● What is required:
Your answer must match the entries below word for word.

Given information below:

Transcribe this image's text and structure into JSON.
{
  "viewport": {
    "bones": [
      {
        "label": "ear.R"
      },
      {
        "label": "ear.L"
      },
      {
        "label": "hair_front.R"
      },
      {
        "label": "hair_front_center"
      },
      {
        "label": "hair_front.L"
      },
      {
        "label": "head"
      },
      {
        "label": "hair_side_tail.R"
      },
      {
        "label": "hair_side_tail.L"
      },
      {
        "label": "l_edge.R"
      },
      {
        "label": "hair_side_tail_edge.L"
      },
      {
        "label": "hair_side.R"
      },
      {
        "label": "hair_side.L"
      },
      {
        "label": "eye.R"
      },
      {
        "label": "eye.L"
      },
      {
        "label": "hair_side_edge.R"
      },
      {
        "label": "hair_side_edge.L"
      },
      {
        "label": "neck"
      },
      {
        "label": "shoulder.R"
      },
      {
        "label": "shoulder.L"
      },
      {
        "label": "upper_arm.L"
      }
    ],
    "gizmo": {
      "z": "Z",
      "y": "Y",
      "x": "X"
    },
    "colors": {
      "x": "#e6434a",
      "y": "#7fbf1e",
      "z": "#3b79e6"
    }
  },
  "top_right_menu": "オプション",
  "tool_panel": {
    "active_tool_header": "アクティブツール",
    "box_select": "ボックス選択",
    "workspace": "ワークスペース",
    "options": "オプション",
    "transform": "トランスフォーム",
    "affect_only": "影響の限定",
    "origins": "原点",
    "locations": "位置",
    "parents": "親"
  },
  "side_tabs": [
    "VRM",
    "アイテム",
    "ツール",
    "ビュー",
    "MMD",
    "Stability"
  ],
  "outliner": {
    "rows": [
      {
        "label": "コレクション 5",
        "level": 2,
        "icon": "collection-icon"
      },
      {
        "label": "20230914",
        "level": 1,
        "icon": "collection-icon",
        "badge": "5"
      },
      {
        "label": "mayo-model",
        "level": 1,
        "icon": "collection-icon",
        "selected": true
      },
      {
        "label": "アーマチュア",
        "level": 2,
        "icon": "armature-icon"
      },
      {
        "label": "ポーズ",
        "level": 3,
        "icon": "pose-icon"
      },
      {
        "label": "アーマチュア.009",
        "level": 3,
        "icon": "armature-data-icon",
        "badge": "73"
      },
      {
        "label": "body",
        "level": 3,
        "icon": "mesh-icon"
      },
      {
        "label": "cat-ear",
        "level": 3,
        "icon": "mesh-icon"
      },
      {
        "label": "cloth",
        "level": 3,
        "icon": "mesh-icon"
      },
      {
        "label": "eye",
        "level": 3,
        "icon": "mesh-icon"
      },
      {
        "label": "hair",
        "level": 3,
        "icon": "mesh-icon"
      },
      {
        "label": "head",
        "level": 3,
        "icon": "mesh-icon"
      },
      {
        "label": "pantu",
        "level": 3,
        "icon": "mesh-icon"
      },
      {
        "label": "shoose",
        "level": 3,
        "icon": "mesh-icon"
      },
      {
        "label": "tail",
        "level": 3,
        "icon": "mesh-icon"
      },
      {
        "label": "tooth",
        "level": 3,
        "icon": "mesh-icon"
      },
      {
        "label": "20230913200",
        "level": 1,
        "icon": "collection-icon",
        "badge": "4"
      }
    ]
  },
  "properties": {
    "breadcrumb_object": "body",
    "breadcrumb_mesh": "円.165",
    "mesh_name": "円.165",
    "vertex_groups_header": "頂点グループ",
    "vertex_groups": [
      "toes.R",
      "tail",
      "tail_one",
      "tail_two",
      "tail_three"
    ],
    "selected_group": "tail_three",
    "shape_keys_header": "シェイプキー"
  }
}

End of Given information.

● Result of this exercise:
Transcribe this image's text and structure into JSON.
{
  "viewport": {
    "bones": [
      {
        "label": "ear.R"
      },
      {
        "label": "ear.L"
      },
      {
        "label": "hair_front.R"
      },
      {
        "label": "hair_front_center"
      },
      {
        "label": "hair_front.L"
      },
      {
        "label": "head"
      },
      {
        "label": "hair_side_tail.R"
      },
      {
        "label": "hair_side_tail.L"
      },
      {
        "label": "l_edge.R"
      },
      {
        "label": "hair_side_tail_edge.L"
      },
      {
        "label": "hair_side.R"
      },
      {
        "label": "hair_side.L"
      },
      {
        "label": "eye.R"
      },
      {
        "label": "eye.L"
      },
      {
        "label": "hair_side_edge.R"
      },
      {
        "label": "hair_side_edge.L"
      },
      {
        "label": "neck"
      },
      {
        "label": "shoulder.R"
      },
      {
        "label": "shoulder.L"
      },
      {
        "label": "upper_arm.L"
      }
    ],
    "gizmo": {
      "z": "Z",
      "y": "Y",
      "x": "X"
    },
    "colors": {
      "x": "#e6434a",
      "y": "#7fbf1e",
      "z": "#3b79e6"
    }
  },
  "top_right_menu": "オプション",
  "tool_panel": {
    "active_tool_header": "アクティブツール",
    "box_select": "ボックス選択",
    "workspace": "ワークスペース",
    "options": "オプション",
    "transform": "トランスフォーム",
    "affect_only": "影響の限定",
    "origins": "原点",
    "locations": "位置",
    "parents": "親"
  },
  "side_tabs": [
    "VRM",
    "アイテム",
    "ツール",
    "ビュー",
    "MMD",
    "Stability"
  ],
  "outliner": {
    "rows": [
      {
        "label": "コレクション 5",
        "level": 2,
        "icon": "collection-icon"
      },
      {
        "label": "20230914",
        "level": 1,
        "icon": "collection-icon",
        "badge": "5"
      },
      {
        "label": "mayo-model",
        "level": 1,
        "icon": "collection-icon",
        "selected": true
      },
      {
        "label": "アーマチュア",
        "level": 2,
        "icon": "armature-icon"
      },
      {
        "label": "ポーズ",
        "level": 3,
        "icon": "pose-icon"
      },
      {
        "label": "アーマチュア.009",
        "level": 3,
        "icon": "armature-data-icon",
        "badge": "73"
      },
      {
        "label": "body",
        "level": 3,
        "icon": "mesh-icon"
      },
      {
        "label": "cat-ear",
        "level": 3,
        "icon": "mesh-icon"
      },
      {
        "label": "cloth",
        "level": 3,
        "icon": "mesh-icon"
      },
      {
        "label": "eye",
        "level": 3,
        "icon": "mesh-icon"
      },
      {
        "label": "hair",
        "level": 3,
        "icon": "mesh-icon"
      },
      {
        "label": "head",
        "level": 3,
        "icon": "mesh-icon"
      },
      {
        "label": "pantu",
        "level": 3,
        "icon": "mesh-icon"
      },
      {
        "label": "shoose",
        "level": 3,
        "icon": "mesh-icon"
      },
      {
        "label": "tail",
        "level": 3,
        "icon": "mesh-icon"
      },
      {
        "label": "tooth",
        "level": 3,
        "icon": "mesh-icon"
      },
      {
        "label": "20230913200",
        "level": 1,
        "icon": "collection-icon",
        "badge": "4"
      }
    ]
  },
  "properties": {
    "breadcrumb_object": "body",
    "breadcrumb_mesh": "円.165",
    "mesh_name": "円.165",
    "vertex_groups_header": "頂点グループ",
    "vertex_groups": [
      "toes.R",
      "tail",
      "tail_one",
      "tail_two",
      "tail_three"
    ],
    "selected_group": "tail_three",
    "shape_keys_header": "シェイプキー"
  }
}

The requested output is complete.